*** Data excerpts ***
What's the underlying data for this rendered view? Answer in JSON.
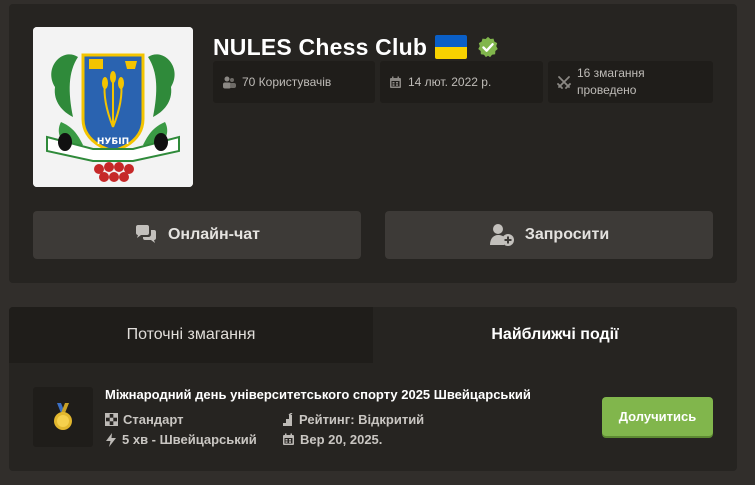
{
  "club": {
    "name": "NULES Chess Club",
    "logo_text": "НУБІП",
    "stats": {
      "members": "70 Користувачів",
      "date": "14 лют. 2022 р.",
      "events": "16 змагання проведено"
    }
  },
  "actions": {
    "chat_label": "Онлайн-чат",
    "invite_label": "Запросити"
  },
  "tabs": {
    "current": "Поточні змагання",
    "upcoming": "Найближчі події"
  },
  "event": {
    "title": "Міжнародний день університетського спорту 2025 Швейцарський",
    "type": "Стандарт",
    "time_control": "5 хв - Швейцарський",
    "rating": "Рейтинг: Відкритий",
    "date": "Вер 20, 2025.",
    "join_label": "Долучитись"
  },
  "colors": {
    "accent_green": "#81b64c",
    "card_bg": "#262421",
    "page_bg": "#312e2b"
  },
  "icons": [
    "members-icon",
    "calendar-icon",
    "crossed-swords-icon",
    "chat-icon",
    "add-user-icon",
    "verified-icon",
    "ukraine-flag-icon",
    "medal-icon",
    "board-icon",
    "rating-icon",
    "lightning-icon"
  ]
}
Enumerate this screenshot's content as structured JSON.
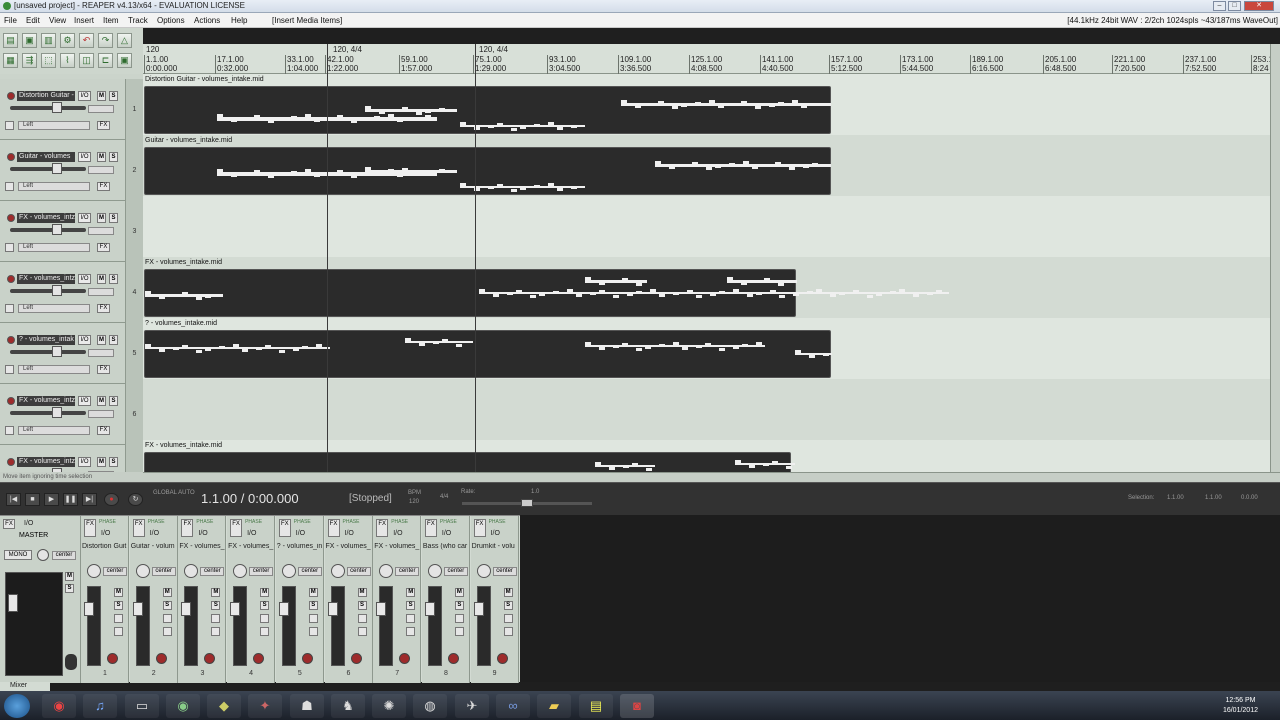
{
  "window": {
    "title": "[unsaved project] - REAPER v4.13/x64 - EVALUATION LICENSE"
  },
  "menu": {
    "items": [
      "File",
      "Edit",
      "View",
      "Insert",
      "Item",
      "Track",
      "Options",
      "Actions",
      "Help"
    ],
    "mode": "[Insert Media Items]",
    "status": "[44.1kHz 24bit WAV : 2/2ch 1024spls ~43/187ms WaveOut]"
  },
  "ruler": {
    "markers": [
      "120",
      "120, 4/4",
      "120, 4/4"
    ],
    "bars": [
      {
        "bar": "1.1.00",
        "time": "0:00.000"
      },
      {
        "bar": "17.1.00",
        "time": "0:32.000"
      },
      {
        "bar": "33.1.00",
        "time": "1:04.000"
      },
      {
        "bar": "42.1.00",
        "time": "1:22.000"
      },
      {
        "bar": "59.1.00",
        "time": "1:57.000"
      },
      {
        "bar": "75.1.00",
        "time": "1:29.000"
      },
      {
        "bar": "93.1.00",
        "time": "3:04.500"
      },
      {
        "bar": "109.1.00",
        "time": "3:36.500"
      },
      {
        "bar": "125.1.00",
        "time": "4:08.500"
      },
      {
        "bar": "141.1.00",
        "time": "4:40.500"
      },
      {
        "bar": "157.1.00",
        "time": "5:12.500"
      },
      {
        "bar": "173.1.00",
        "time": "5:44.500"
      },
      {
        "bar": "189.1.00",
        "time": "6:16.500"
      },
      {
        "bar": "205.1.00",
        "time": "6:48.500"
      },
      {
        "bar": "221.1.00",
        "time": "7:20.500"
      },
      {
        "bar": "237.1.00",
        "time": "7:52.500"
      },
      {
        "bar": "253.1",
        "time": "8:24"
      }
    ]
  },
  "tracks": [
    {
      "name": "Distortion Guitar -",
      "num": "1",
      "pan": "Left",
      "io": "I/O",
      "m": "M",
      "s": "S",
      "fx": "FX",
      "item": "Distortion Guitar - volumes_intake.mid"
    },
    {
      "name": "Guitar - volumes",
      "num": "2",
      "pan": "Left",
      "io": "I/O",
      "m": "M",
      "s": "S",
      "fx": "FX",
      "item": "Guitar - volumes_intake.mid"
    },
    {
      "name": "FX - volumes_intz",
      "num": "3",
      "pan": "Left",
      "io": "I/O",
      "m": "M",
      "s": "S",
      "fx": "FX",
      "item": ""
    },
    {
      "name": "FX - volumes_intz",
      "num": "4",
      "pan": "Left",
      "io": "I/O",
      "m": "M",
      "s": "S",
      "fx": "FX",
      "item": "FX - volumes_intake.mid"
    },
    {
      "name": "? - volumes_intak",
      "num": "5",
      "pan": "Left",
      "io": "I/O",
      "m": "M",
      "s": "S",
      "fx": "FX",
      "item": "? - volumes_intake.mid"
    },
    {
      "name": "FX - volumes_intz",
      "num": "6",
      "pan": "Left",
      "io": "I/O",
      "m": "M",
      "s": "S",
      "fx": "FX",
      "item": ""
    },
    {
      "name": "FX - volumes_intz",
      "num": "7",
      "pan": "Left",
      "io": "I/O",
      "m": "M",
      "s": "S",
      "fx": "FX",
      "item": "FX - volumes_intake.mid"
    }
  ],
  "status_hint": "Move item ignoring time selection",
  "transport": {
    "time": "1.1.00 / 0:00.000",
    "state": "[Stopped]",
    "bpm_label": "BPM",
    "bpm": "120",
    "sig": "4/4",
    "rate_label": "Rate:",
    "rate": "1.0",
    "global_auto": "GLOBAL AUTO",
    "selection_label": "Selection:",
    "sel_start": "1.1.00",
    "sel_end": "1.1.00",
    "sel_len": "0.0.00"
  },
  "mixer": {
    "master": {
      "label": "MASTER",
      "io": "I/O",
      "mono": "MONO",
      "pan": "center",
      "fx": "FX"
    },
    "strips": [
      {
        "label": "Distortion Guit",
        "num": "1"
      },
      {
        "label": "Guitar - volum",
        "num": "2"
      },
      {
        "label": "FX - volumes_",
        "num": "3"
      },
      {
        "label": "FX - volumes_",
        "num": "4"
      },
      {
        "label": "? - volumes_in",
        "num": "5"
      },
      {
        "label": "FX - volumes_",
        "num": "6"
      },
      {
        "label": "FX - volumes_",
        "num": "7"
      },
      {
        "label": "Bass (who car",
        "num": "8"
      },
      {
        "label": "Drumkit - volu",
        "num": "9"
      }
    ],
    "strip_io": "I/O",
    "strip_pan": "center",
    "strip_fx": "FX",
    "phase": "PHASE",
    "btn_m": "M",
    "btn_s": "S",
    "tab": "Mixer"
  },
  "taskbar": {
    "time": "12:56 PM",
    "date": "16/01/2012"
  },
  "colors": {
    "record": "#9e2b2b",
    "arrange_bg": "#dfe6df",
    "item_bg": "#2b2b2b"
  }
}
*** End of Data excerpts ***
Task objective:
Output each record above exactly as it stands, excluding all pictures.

Result:
What's the underlying data for this rendered view? Answer in JSON.
{
  "club": {
    "name": "NULES Chess Club",
    "logo_text": "НУБІП",
    "stats": {
      "members": "70 Користувачів",
      "date": "14 лют. 2022 р.",
      "events": "16 змагання проведено"
    }
  },
  "actions": {
    "chat_label": "Онлайн-чат",
    "invite_label": "Запросити"
  },
  "tabs": {
    "current": "Поточні змагання",
    "upcoming": "Найближчі події"
  },
  "event": {
    "title": "Міжнародний день університетського спорту 2025 Швейцарський",
    "type": "Стандарт",
    "time_control": "5 хв - Швейцарський",
    "rating": "Рейтинг: Відкритий",
    "date": "Вер 20, 2025.",
    "join_label": "Долучитись"
  },
  "colors": {
    "accent_green": "#81b64c",
    "card_bg": "#262421",
    "page_bg": "#312e2b"
  },
  "icons": [
    "members-icon",
    "calendar-icon",
    "crossed-swords-icon",
    "chat-icon",
    "add-user-icon",
    "verified-icon",
    "ukraine-flag-icon",
    "medal-icon",
    "board-icon",
    "rating-icon",
    "lightning-icon"
  ]
}
Enumerate this screenshot's content as structured JSON.
{
  "window": {
    "title": "[unsaved project] - REAPER v4.13/x64 - EVALUATION LICENSE"
  },
  "menu": {
    "items": [
      "File",
      "Edit",
      "View",
      "Insert",
      "Item",
      "Track",
      "Options",
      "Actions",
      "Help"
    ],
    "mode": "[Insert Media Items]",
    "status": "[44.1kHz 24bit WAV : 2/2ch 1024spls ~43/187ms WaveOut]"
  },
  "ruler": {
    "markers": [
      "120",
      "120, 4/4",
      "120, 4/4"
    ],
    "bars": [
      {
        "bar": "1.1.00",
        "time": "0:00.000"
      },
      {
        "bar": "17.1.00",
        "time": "0:32.000"
      },
      {
        "bar": "33.1.00",
        "time": "1:04.000"
      },
      {
        "bar": "42.1.00",
        "time": "1:22.000"
      },
      {
        "bar": "59.1.00",
        "time": "1:57.000"
      },
      {
        "bar": "75.1.00",
        "time": "1:29.000"
      },
      {
        "bar": "93.1.00",
        "time": "3:04.500"
      },
      {
        "bar": "109.1.00",
        "time": "3:36.500"
      },
      {
        "bar": "125.1.00",
        "time": "4:08.500"
      },
      {
        "bar": "141.1.00",
        "time": "4:40.500"
      },
      {
        "bar": "157.1.00",
        "time": "5:12.500"
      },
      {
        "bar": "173.1.00",
        "time": "5:44.500"
      },
      {
        "bar": "189.1.00",
        "time": "6:16.500"
      },
      {
        "bar": "205.1.00",
        "time": "6:48.500"
      },
      {
        "bar": "221.1.00",
        "time": "7:20.500"
      },
      {
        "bar": "237.1.00",
        "time": "7:52.500"
      },
      {
        "bar": "253.1",
        "time": "8:24"
      }
    ]
  },
  "tracks": [
    {
      "name": "Distortion Guitar -",
      "num": "1",
      "pan": "Left",
      "io": "I/O",
      "m": "M",
      "s": "S",
      "fx": "FX",
      "item": "Distortion Guitar - volumes_intake.mid"
    },
    {
      "name": "Guitar - volumes",
      "num": "2",
      "pan": "Left",
      "io": "I/O",
      "m": "M",
      "s": "S",
      "fx": "FX",
      "item": "Guitar - volumes_intake.mid"
    },
    {
      "name": "FX - volumes_intz",
      "num": "3",
      "pan": "Left",
      "io": "I/O",
      "m": "M",
      "s": "S",
      "fx": "FX",
      "item": ""
    },
    {
      "name": "FX - volumes_intz",
      "num": "4",
      "pan": "Left",
      "io": "I/O",
      "m": "M",
      "s": "S",
      "fx": "FX",
      "item": "FX - volumes_intake.mid"
    },
    {
      "name": "? - volumes_intak",
      "num": "5",
      "pan": "Left",
      "io": "I/O",
      "m": "M",
      "s": "S",
      "fx": "FX",
      "item": "? - volumes_intake.mid"
    },
    {
      "name": "FX - volumes_intz",
      "num": "6",
      "pan": "Left",
      "io": "I/O",
      "m": "M",
      "s": "S",
      "fx": "FX",
      "item": ""
    },
    {
      "name": "FX - volumes_intz",
      "num": "7",
      "pan": "Left",
      "io": "I/O",
      "m": "M",
      "s": "S",
      "fx": "FX",
      "item": "FX - volumes_intake.mid"
    }
  ],
  "status_hint": "Move item ignoring time selection",
  "transport": {
    "time": "1.1.00 / 0:00.000",
    "state": "[Stopped]",
    "bpm_label": "BPM",
    "bpm": "120",
    "sig": "4/4",
    "rate_label": "Rate:",
    "rate": "1.0",
    "global_auto": "GLOBAL AUTO",
    "selection_label": "Selection:",
    "sel_start": "1.1.00",
    "sel_end": "1.1.00",
    "sel_len": "0.0.00"
  },
  "mixer": {
    "master": {
      "label": "MASTER",
      "io": "I/O",
      "mono": "MONO",
      "pan": "center",
      "fx": "FX"
    },
    "strips": [
      {
        "label": "Distortion Guit",
        "num": "1"
      },
      {
        "label": "Guitar - volum",
        "num": "2"
      },
      {
        "label": "FX - volumes_",
        "num": "3"
      },
      {
        "label": "FX - volumes_",
        "num": "4"
      },
      {
        "label": "? - volumes_in",
        "num": "5"
      },
      {
        "label": "FX - volumes_",
        "num": "6"
      },
      {
        "label": "FX - volumes_",
        "num": "7"
      },
      {
        "label": "Bass (who car",
        "num": "8"
      },
      {
        "label": "Drumkit - volu",
        "num": "9"
      }
    ],
    "strip_io": "I/O",
    "strip_pan": "center",
    "strip_fx": "FX",
    "phase": "PHASE",
    "btn_m": "M",
    "btn_s": "S",
    "tab": "Mixer"
  },
  "taskbar": {
    "time": "12:56 PM",
    "date": "16/01/2012"
  },
  "colors": {
    "record": "#9e2b2b",
    "arrange_bg": "#dfe6df",
    "item_bg": "#2b2b2b"
  }
}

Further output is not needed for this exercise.